Self-ban scheme does not go far enough

The National Council on Problem Gambling has a self-exclusion scheme.
The National Council on Problem Gambling has a self-exclusion scheme. PHOTO: NCPG

About 1,400 people have applied to voluntarily ban themselves from 24 jackpot venues here, according to the National Council on Problem Gambling (NCPG).

The council has a self-exclusion scheme where individuals can apply to be shut out of jackpot rooms.

But experts have questioned the efficacy of the scheme as clubs have to voluntarily sign up for it. There are about 90 jackpot clubs here, but only 24 operators have opted into the NCPG's self-exclusion list.

In addition, the exclusion is not a blanket ban from all clubs. Individuals must first be a member of a club before they can exclude themselves from that specific club.

In contrast, the self-exclusion orders issued for the two casinos here dwarf that for jackpot venues - 285,000 versus 1,400.

Mr Kelvin Tay, chairman of The Silver Lining, which runs gambling support groups, said any exclusion should include all jackpot clubs.

"If you want to put controls in place, you need to include all the clubs. If not, it doesn't make sense. A gambler can just go to another club," he said.

BLANKET BAN NEEDED

If you want to put controls in place, you need to include all the clubs. If not it doesn't make sense. A gambler can just go to another club.

MR KELVIN TAY, chairman of The Silver Lining, which runs gambling support groups.

Most of the 24 clubs on the self-exclusion scheme - such as the NTUC Club, Safra National Service Association and HomeTeamNS club - are government-affiliated.

Another two gambling operators - Singapore Pools and Singapore Turf Club - also offer the option of having individuals banned from creating online betting accounts.

However, many football clubs are not on the list even though it is easy to apply for membership to access their jackpot machines, said Mr Billy Lee, executive director of Blessed Grace Social Services.

"Those who are banned from going to casinos should also be banned from jackpot clubs. But all these jackpot rooms run by football clubs are not on the list," he said.

Only three football clubs are on the self-exclusion list - Albirex Niigata, Warriors FC and Home United.

When asked, the Football Association of Singapore said it would "endeavour to work closely with NCPG and encourage all our other clubs to support the national effort in due course".

Correction note: In our earlier story, we said the council has a self-exclusion scheme where individuals or their family members can apply to be shut out of online betting outlets and jackpot rooms. This is incorrect.

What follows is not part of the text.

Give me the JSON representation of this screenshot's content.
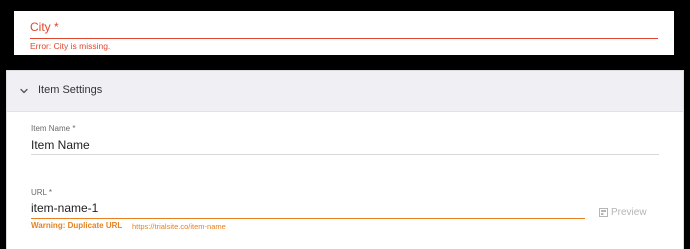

A family member could apply only for a ban from online betting. We are sorry for the error.

A version of this article appeared in the print edition of The Straits Times on April 27, 2017, with the headline 'Self-ban scheme does not go far enough'. Print Edition | Subscribe